Daradara said the vaccine must be administered within five days of receipt for it to remain effective, and only claims to be committed to receiving doses when available.
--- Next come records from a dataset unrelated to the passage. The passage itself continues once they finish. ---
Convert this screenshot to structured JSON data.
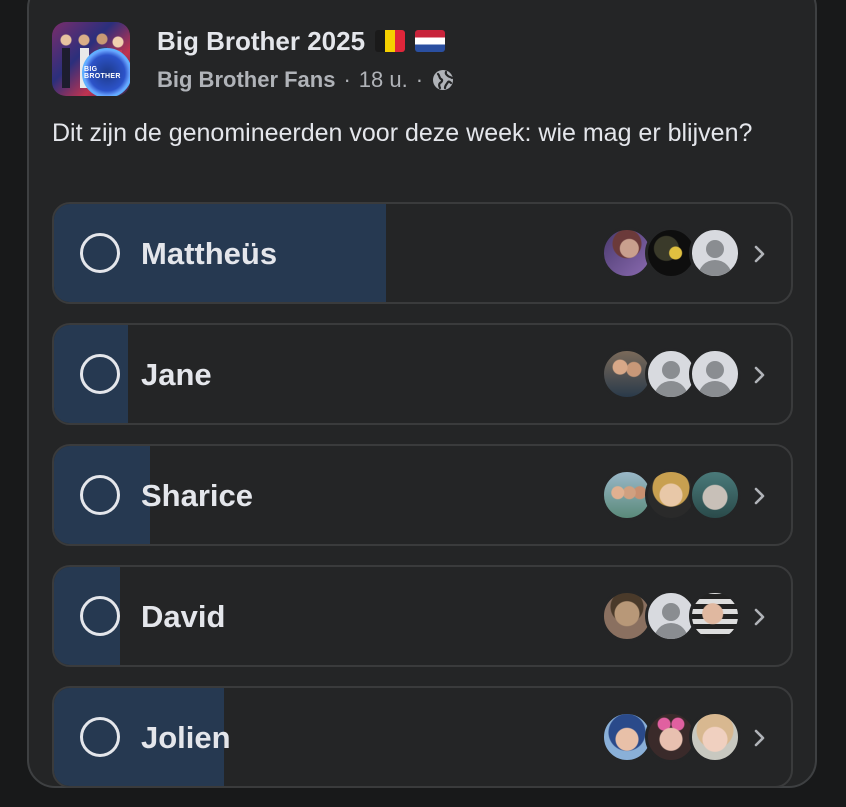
{
  "post": {
    "group_name": "Big Brother 2025",
    "flags": [
      "belgium-flag",
      "netherlands-flag"
    ],
    "author": "Big Brother Fans",
    "separator": "·",
    "time": "18 u.",
    "privacy_icon": "globe-icon",
    "logo_text": "BIG BROTHER",
    "text": "Dit zijn de genomineerden voor deze week: wie mag er blijven?"
  },
  "poll": {
    "options": [
      {
        "label": "Mattheüs",
        "share": 0.45,
        "voters": [
          "photo-purple",
          "photo-dark",
          "default"
        ]
      },
      {
        "label": "Jane",
        "share": 0.1,
        "voters": [
          "photo-group",
          "default",
          "default"
        ]
      },
      {
        "label": "Sharice",
        "share": 0.13,
        "voters": [
          "photo-group2",
          "photo-blonde",
          "photo-teal"
        ]
      },
      {
        "label": "David",
        "share": 0.09,
        "voters": [
          "photo-sepia",
          "default",
          "photo-selfie"
        ]
      },
      {
        "label": "Jolien",
        "share": 0.23,
        "voters": [
          "photo-blue",
          "photo-pink",
          "photo-glasses"
        ]
      }
    ]
  },
  "colors": {
    "background": "#18191a",
    "card": "#242526",
    "fill": "#263951",
    "text": "#e4e6eb",
    "secondary_text": "#b0b3b8"
  }
}
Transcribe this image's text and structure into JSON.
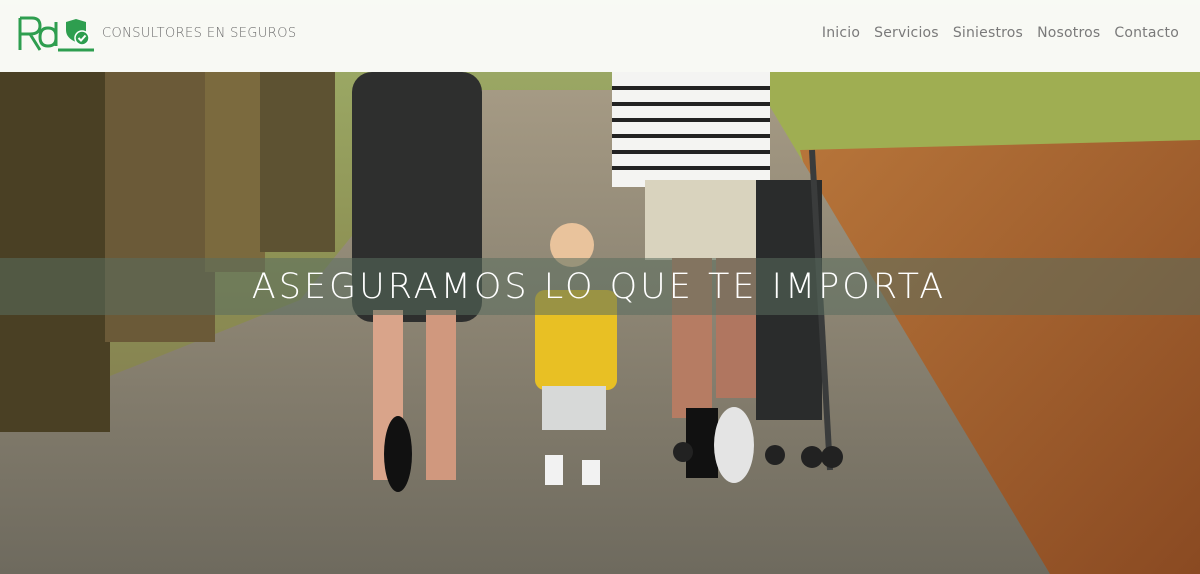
{
  "header": {
    "brand_text": "CONSULTORES EN SEGUROS",
    "logo_letters": "RdL",
    "logo_icon": "shield-check-icon",
    "nav": [
      {
        "label": "Inicio"
      },
      {
        "label": "Servicios"
      },
      {
        "label": "Siniestros"
      },
      {
        "label": "Nosotros"
      },
      {
        "label": "Contacto"
      }
    ]
  },
  "hero": {
    "tagline": "ASEGURAMOS LO QUE TE IMPORTA",
    "image_subject": "family-walking-park-photo"
  },
  "colors": {
    "brand_green": "#2e9e4f",
    "nav_text": "#7a7a7a",
    "band_overlay": "#5a6e5f"
  }
}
He added that 100,000 doses will be given to 50,000 people because each person must take the second dose 21 days after the first.